Autumn leaf peepers in Chesapeake Bay states may be disappointed by more muted colors because of climate change, scientists say.
“Dull falls” may be added to the string of detriments climate change may bring, according to a 2018 report by the Pennsylvania Department of Conservation and Natural Resources. “Climate change is disrupting the timing of natural cycles, such as trees’ emergence from dormancy, leaf development and blooming,” the agency said in a recent statement highlighting the problem.
“It can get very complicated, and it can have negative impacts to the vibrancy of the foliage,” added Kerry Campbell, environmental manager for the state’s Department of Environmental Protection energy office.
Leaf color is affected by an interplay of conditions, including excess rainfall or drought, high or low temperatures and frost.
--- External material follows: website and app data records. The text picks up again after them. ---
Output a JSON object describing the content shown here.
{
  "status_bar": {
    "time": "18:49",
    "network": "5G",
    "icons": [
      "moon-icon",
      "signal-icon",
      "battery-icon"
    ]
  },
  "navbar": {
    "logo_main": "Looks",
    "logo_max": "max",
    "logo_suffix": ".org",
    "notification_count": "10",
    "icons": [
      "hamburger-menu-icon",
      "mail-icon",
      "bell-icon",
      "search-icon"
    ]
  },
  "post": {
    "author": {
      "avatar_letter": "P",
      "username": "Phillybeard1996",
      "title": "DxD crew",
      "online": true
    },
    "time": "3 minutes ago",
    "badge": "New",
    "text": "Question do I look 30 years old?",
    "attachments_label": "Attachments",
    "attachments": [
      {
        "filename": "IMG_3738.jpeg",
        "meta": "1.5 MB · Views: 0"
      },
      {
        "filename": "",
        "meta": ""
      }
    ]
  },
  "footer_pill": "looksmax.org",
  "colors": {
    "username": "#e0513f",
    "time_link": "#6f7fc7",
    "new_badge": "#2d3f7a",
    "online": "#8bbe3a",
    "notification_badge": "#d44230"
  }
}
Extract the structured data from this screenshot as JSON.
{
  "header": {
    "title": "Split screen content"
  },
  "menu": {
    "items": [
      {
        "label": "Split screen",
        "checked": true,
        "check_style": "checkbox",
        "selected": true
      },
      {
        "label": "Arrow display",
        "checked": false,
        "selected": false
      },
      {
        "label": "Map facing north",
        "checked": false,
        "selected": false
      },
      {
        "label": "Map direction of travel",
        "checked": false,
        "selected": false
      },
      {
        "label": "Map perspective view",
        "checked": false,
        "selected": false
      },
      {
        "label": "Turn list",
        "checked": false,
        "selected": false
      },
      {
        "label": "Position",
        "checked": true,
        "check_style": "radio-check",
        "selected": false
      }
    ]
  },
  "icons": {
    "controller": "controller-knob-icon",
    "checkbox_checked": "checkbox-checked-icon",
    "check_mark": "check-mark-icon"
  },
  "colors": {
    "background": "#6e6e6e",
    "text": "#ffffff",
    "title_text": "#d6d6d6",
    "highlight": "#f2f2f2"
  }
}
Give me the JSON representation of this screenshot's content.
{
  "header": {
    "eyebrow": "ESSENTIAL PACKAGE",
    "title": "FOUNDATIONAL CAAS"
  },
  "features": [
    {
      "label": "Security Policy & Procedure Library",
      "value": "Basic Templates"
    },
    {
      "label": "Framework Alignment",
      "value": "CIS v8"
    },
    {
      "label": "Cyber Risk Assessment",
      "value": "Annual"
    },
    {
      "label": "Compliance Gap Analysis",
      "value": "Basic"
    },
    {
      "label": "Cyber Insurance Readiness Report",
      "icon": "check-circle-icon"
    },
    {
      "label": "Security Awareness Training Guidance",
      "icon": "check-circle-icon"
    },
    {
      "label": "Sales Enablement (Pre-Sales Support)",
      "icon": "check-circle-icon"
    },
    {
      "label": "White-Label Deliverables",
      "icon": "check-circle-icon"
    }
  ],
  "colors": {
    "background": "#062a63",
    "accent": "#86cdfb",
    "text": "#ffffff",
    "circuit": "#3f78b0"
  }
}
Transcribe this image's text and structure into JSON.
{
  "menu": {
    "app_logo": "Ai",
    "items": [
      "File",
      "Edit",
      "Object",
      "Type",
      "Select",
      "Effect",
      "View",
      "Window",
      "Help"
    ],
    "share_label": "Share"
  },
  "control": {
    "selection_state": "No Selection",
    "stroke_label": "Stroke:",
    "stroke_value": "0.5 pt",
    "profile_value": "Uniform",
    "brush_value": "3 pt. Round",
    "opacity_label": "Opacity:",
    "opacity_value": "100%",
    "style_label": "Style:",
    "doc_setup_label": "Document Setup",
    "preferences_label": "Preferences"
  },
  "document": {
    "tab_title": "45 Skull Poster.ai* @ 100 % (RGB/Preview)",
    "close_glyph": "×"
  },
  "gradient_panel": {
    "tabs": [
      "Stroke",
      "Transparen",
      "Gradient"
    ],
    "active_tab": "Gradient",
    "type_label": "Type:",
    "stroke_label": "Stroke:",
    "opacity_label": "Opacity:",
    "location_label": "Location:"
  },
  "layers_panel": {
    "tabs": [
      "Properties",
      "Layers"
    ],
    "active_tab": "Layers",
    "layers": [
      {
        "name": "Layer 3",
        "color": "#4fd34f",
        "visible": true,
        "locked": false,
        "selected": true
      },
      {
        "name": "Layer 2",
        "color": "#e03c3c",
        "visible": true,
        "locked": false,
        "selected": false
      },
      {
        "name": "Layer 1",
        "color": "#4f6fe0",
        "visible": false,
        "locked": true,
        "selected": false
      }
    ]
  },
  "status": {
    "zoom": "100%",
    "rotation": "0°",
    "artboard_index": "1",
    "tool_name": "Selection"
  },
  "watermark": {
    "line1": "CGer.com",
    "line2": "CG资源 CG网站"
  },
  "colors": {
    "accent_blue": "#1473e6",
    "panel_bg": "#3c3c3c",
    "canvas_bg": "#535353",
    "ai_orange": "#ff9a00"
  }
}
Climate change is expected to have an influence on all of them. Among the changing conditions that could lead to a fall foliage letdown: a dry, hot summer caused by rising temperatures and disrupted rainfall patterns that can result in browning or early leaf drop.
Climate change also is expected to make conditions more hospitable for diseases and invasive insects, which can further stress trees and lead to more muted colors.
Also, scientists are predicting that the dominate range of some tree species will move northward to escape warming temperatures. Among the likely candidates are sugar maples, which provide one of the most brilliant autumn displays.
“In ecology, everything is connected,” said Chris Firestone, a plant botanist with DCNR. “Climate change can impact small things that we don’t think about, and we don’t always know how those things may play out.”